The National Museum of Scotland pulls back the curtain on some of its collection of 19th-century Japanese Kabuki theatre woodblock prints, in this colourful and fascinating new exhibition.
Dramatic and unique, Kabuki was an immensely popular form of entertainment, and its all-male actors were the megastars of the time. The mass-produced woodblock prints were snapped up in their thousands, allowing fans to own depictions of their favourite characters and productions.
The exhibition is laid out chronologically, with the earliest prints from the 1830s being relatively delicate and subtle. As time progressed and the public appetite for the prints grew, they became more colourful and flamboyant, depicting popular actors both on and off the stage.
The period coincided with a massive change in Japanese society, with the collapse of the feudal system opening the doors to the previously ignored outside world. Printing techniques and stylistic influence from the west therefore seep into the latter designs, with their vibrant colours and bold designs paving the way for modern-day manga and Japanese graphic design which followed.
Showing in the smaller exhibition space in the modern wing of the museum, Kabuki: Japanese Theatre Prints provides a fascinating glimpse into a section of Japanese culture which, in its own small way, held up a mirror to the changes which were going on around it.

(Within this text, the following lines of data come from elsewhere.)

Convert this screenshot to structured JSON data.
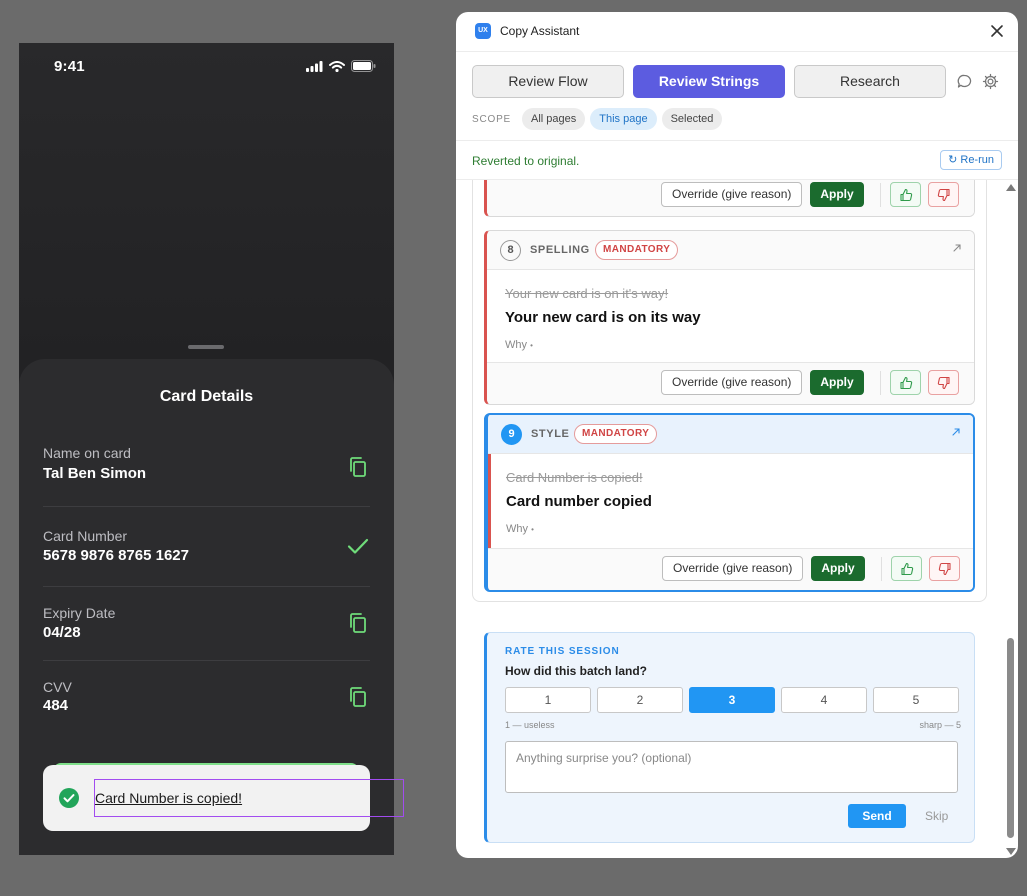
{
  "phone": {
    "status_time": "9:41",
    "sheet_title": "Card Details",
    "rows": [
      {
        "label": "Name on card",
        "value": "Tal Ben Simon",
        "icon": "copy-icon"
      },
      {
        "label": "Card Number",
        "value": "5678 9876 8765 1627",
        "icon": "check-icon"
      },
      {
        "label": "Expiry Date",
        "value": "04/28",
        "icon": "copy-icon"
      },
      {
        "label": "CVV",
        "value": "484",
        "icon": "copy-icon"
      }
    ],
    "toast_text": "Card Number is copied!",
    "accent_color": "#7fe08a"
  },
  "plugin": {
    "app_badge": "UX",
    "title": "Copy Assistant",
    "tabs": [
      {
        "label": "Review Flow",
        "active": false
      },
      {
        "label": "Review Strings",
        "active": true
      },
      {
        "label": "Research",
        "active": false
      }
    ],
    "scope": {
      "label": "SCOPE",
      "chips": [
        {
          "label": "All pages",
          "active": false
        },
        {
          "label": "This page",
          "active": true
        },
        {
          "label": "Selected",
          "active": false
        }
      ]
    },
    "status_message": "Reverted to original.",
    "rerun_label": "Re-run",
    "actions": {
      "override_label": "Override (give reason)",
      "apply_label": "Apply",
      "why_label": "Why",
      "why_dot": "•"
    },
    "items": [
      {
        "number": "8",
        "category": "SPELLING",
        "severity": "MANDATORY",
        "original": "Your new card is on it's way!",
        "suggestion": "Your new card is on its way"
      },
      {
        "number": "9",
        "category": "STYLE",
        "severity": "MANDATORY",
        "original": "Card Number is copied!",
        "suggestion": "Card number copied",
        "selected": true
      }
    ],
    "rating": {
      "title": "RATE THIS SESSION",
      "question": "How did this batch land?",
      "options": [
        "1",
        "2",
        "3",
        "4",
        "5"
      ],
      "selected": "3",
      "min_label": "1 — useless",
      "max_label": "sharp — 5",
      "comment_placeholder": "Anything surprise you? (optional)",
      "send_label": "Send",
      "skip_label": "Skip"
    },
    "colors": {
      "primary_tab": "#5c5ce0",
      "apply": "#1b6b2e",
      "mandatory": "#d04444",
      "selected_border": "#2b8ce8"
    }
  }
}
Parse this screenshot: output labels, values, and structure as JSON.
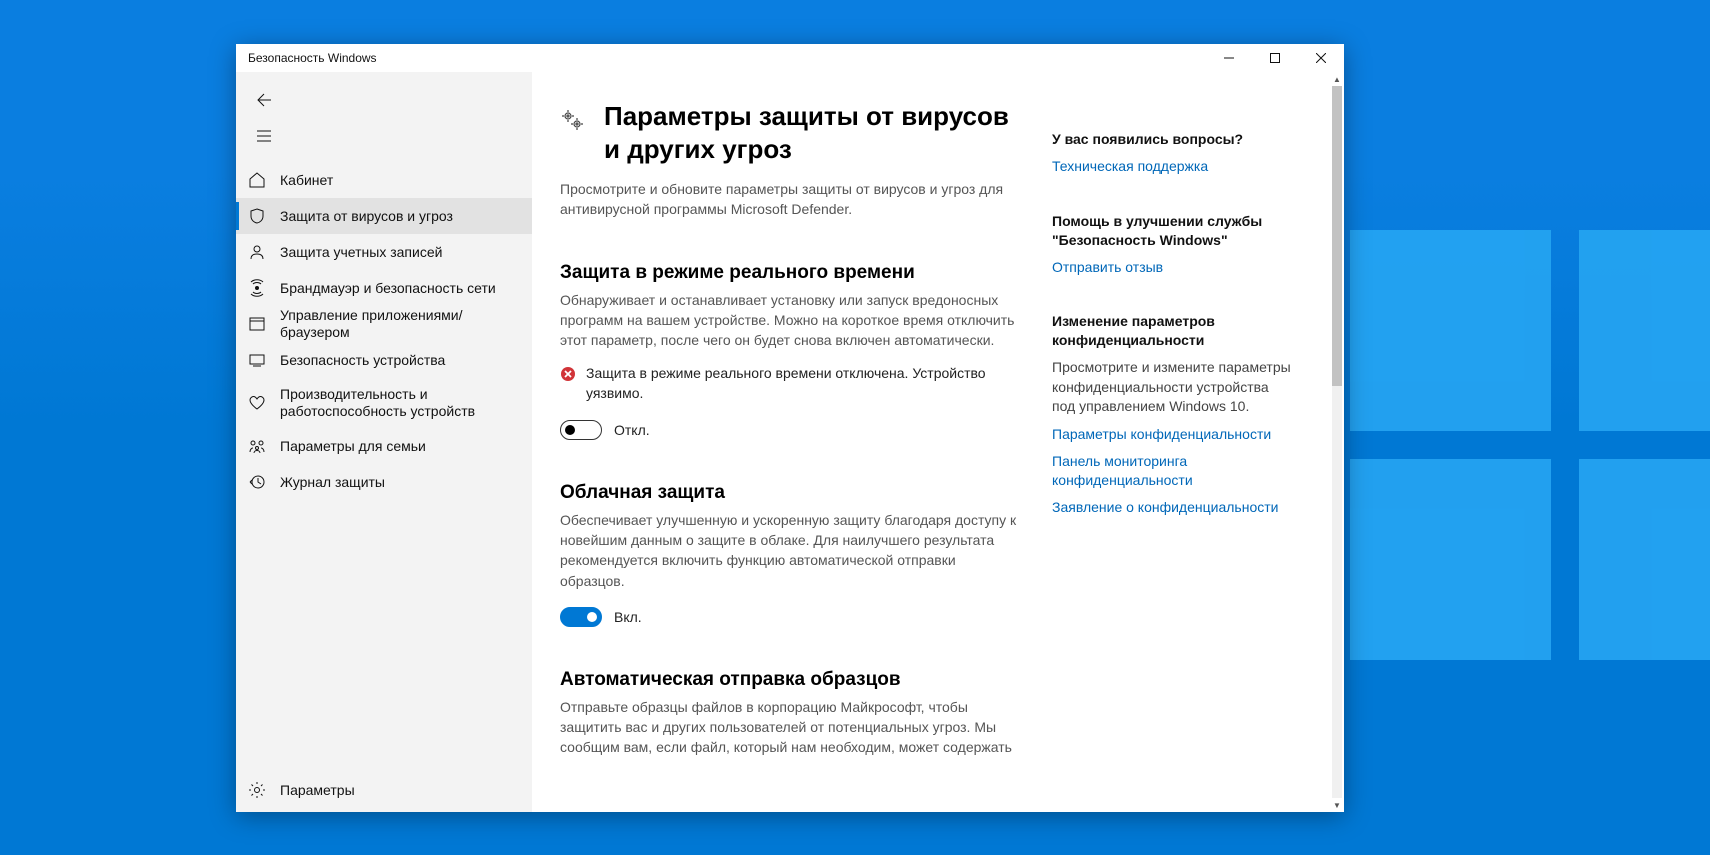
{
  "window": {
    "title": "Безопасность Windows"
  },
  "sidebar": {
    "items": [
      {
        "label": "Кабинет"
      },
      {
        "label": "Защита от вирусов и угроз"
      },
      {
        "label": "Защита учетных записей"
      },
      {
        "label": "Брандмауэр и безопасность сети"
      },
      {
        "label": "Управление приложениями/браузером"
      },
      {
        "label": "Безопасность устройства"
      },
      {
        "label": "Производительность и работоспособность устройств"
      },
      {
        "label": "Параметры для семьи"
      },
      {
        "label": "Журнал защиты"
      }
    ],
    "footer": {
      "label": "Параметры"
    }
  },
  "page": {
    "title": "Параметры защиты от вирусов и других угроз",
    "subtitle": "Просмотрите и обновите параметры защиты от вирусов и угроз для антивирусной программы Microsoft Defender."
  },
  "sections": {
    "realtime": {
      "title": "Защита в режиме реального времени",
      "desc": "Обнаруживает и останавливает установку или запуск вредоносных программ на вашем устройстве. Можно на короткое время отключить этот параметр, после чего он будет снова включен автоматически.",
      "warning": "Защита в режиме реального времени отключена. Устройство уязвимо.",
      "toggle_label": "Откл."
    },
    "cloud": {
      "title": "Облачная защита",
      "desc": "Обеспечивает улучшенную и ускоренную защиту благодаря доступу к новейшим данным о защите в облаке. Для наилучшего результата рекомендуется включить функцию автоматической отправки образцов.",
      "toggle_label": "Вкл."
    },
    "samples": {
      "title": "Автоматическая отправка образцов",
      "desc": "Отправьте образцы файлов в корпорацию Майкрософт, чтобы защитить вас и других пользователей от потенциальных угроз. Мы сообщим вам, если файл, который нам необходим, может содержать"
    }
  },
  "aside": {
    "q_title": "У вас появились вопросы?",
    "q_link": "Техническая поддержка",
    "fb_title": "Помощь в улучшении службы \"Безопасность Windows\"",
    "fb_link": "Отправить отзыв",
    "priv_title": "Изменение параметров конфиденциальности",
    "priv_para": "Просмотрите и измените параметры конфиденциальности устройства под управлением Windows 10.",
    "priv_link1": "Параметры конфиденциальности",
    "priv_link2": "Панель мониторинга конфиденциальности",
    "priv_link3": "Заявление о конфиденциальности"
  }
}
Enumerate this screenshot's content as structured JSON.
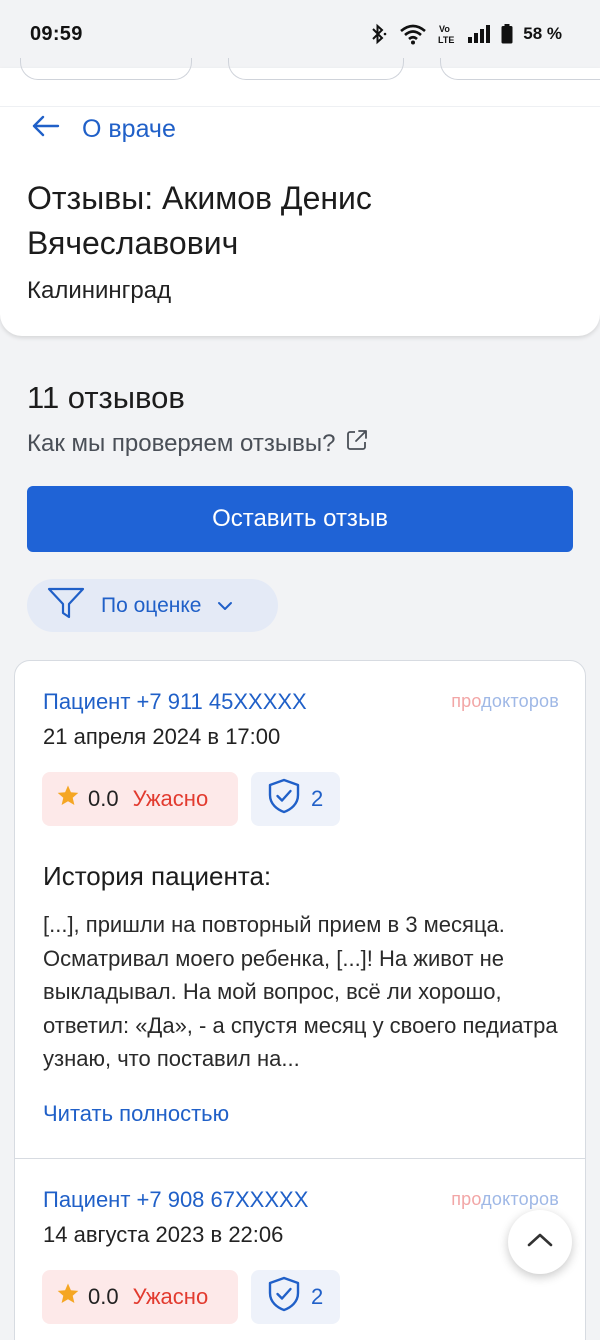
{
  "status_bar": {
    "time": "09:59",
    "battery": "58 %",
    "icons": [
      "bluetooth-icon",
      "wifi-icon",
      "volte-icon",
      "signal-icon",
      "battery-icon"
    ]
  },
  "header": {
    "back_label": "О враче",
    "title": "Отзывы: Акимов Денис Вячеславович",
    "city": "Калининград"
  },
  "reviews_section": {
    "count": "11 отзывов",
    "how_we_check": "Как мы проверяем отзывы?",
    "leave_button": "Оставить отзыв",
    "filter_label": "По оценке"
  },
  "colors": {
    "accent": "#1f63d6",
    "link": "#2060c8",
    "bad_rating": "#e23b2f"
  },
  "reviews": [
    {
      "author": "Пациент +7 911 45XXXXX",
      "source_a": "про",
      "source_b": "докторов",
      "date": "21 апреля 2024 в 17:00",
      "rating": "0.0",
      "rating_label": "Ужасно",
      "verified_count": "2",
      "story_title": "История пациента:",
      "story_text": "[...], пришли на повторный прием в 3 месяца. Осматривал моего ребенка, [...]! На живот не выкладывал. На мой вопрос, всё ли хорошо, ответил: «Да», - а спустя месяц у своего педиатра узнаю, что поставил на...",
      "read_more": "Читать полностью"
    },
    {
      "author": "Пациент +7 908 67XXXXX",
      "source_a": "про",
      "source_b": "докторов",
      "date": "14 августа 2023 в 22:06",
      "rating": "0.0",
      "rating_label": "Ужасно",
      "verified_count": "2"
    }
  ]
}
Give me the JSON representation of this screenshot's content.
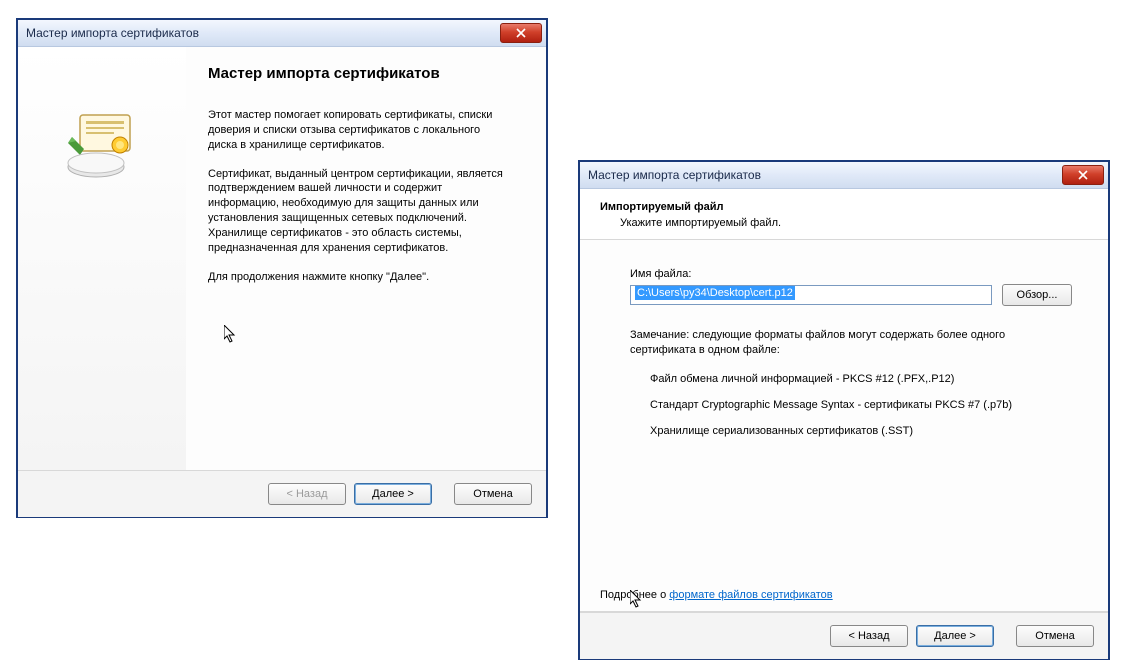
{
  "wizard1": {
    "title": "Мастер импорта сертификатов",
    "heading": "Мастер импорта сертификатов",
    "para1": "Этот мастер помогает копировать сертификаты, списки доверия и списки отзыва сертификатов с локального диска в хранилище сертификатов.",
    "para2": "Сертификат, выданный центром сертификации, является подтверждением вашей личности и содержит информацию, необходимую для защиты данных или установления защищенных сетевых подключений. Хранилище сертификатов - это область системы, предназначенная для хранения сертификатов.",
    "para3": "Для продолжения нажмите кнопку \"Далее\".",
    "buttons": {
      "back": "< Назад",
      "next": "Далее >",
      "cancel": "Отмена"
    }
  },
  "wizard2": {
    "title": "Мастер импорта сертификатов",
    "header_title": "Импортируемый файл",
    "header_sub": "Укажите импортируемый файл.",
    "field_label": "Имя файла:",
    "file_value": "C:\\Users\\py34\\Desktop\\cert.p12",
    "browse": "Обзор...",
    "note": "Замечание: следующие форматы файлов могут содержать более одного сертификата в одном файле:",
    "format1": "Файл обмена личной информацией - PKCS #12 (.PFX,.P12)",
    "format2": "Стандарт Cryptographic Message Syntax - сертификаты PKCS #7 (.p7b)",
    "format3": "Хранилище сериализованных сертификатов (.SST)",
    "learn_prefix": "Подробнее о ",
    "learn_link": "формате файлов сертификатов",
    "buttons": {
      "back": "< Назад",
      "next": "Далее >",
      "cancel": "Отмена"
    }
  }
}
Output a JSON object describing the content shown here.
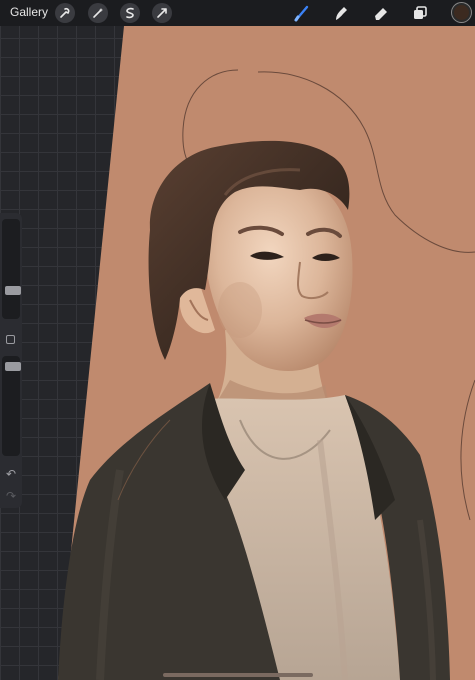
{
  "app": {
    "gallery_label": "Gallery"
  },
  "toolbar": {
    "left_tools": [
      "wrench-icon",
      "magic-wand-icon",
      "selection-icon",
      "transform-icon"
    ],
    "right_tools": [
      "brush-icon",
      "smudge-icon",
      "eraser-icon",
      "layers-icon"
    ],
    "active_tool": "brush-icon",
    "active_color": "#3c2a20",
    "accent": "#3b82f6"
  },
  "sidebar": {
    "brush_size_level": 0.25,
    "brush_opacity_level": 0.95,
    "icons": [
      "modify-button",
      "undo-icon",
      "redo-icon"
    ]
  },
  "canvas": {
    "background_color": "#c08a6e"
  }
}
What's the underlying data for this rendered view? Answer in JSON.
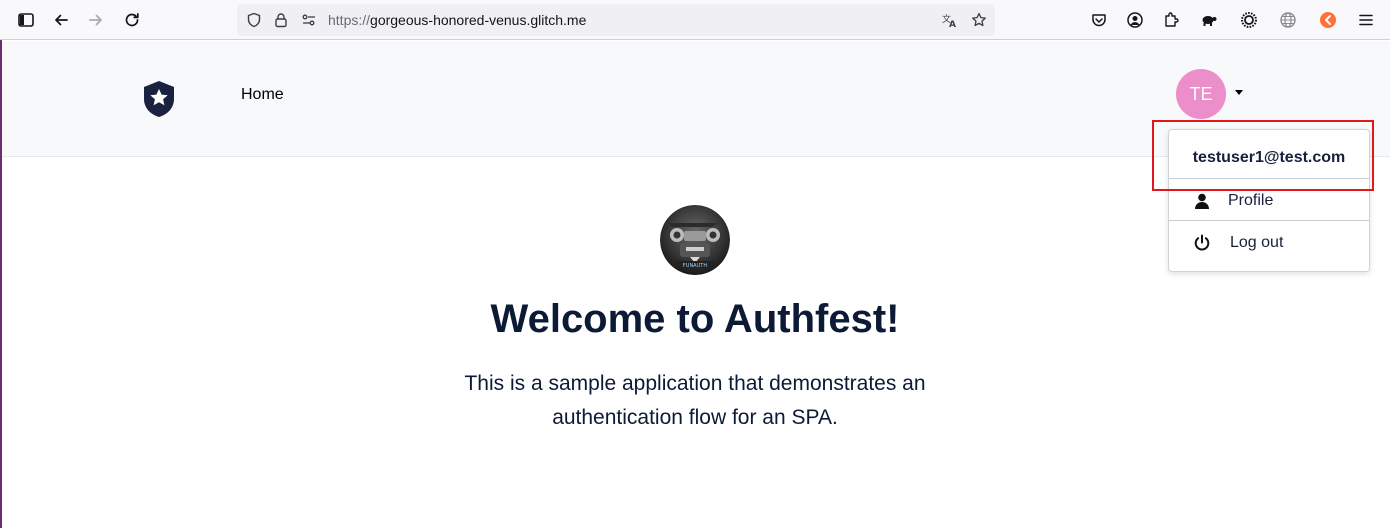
{
  "browser": {
    "url_scheme": "https://",
    "url_host": "gorgeous-honored-venus.glitch.me",
    "toolbar_icons": [
      "sidebar-icon",
      "back-arrow-icon",
      "forward-arrow-icon",
      "reload-icon",
      "shield-icon",
      "lock-icon",
      "permissions-icon",
      "translate-icon",
      "star-icon",
      "pocket-icon",
      "account-icon",
      "extensions-icon",
      "tortoise-icon",
      "sun-icon",
      "globe-icon",
      "orange-extension-icon",
      "menu-icon"
    ]
  },
  "navbar": {
    "home_label": "Home",
    "avatar_initials": "TE",
    "avatar_color": "#ec8ec9"
  },
  "dropdown": {
    "email": "testuser1@test.com",
    "profile_label": "Profile",
    "logout_label": "Log out",
    "highlight_color": "#e4161c"
  },
  "hero": {
    "title": "Welcome to Authfest!",
    "lead": "This is a sample application that demonstrates an authentication flow for an SPA."
  }
}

The exhibition runs until 2 February 2014 at the National Museum of Scotland in Chambers Street. Admission free.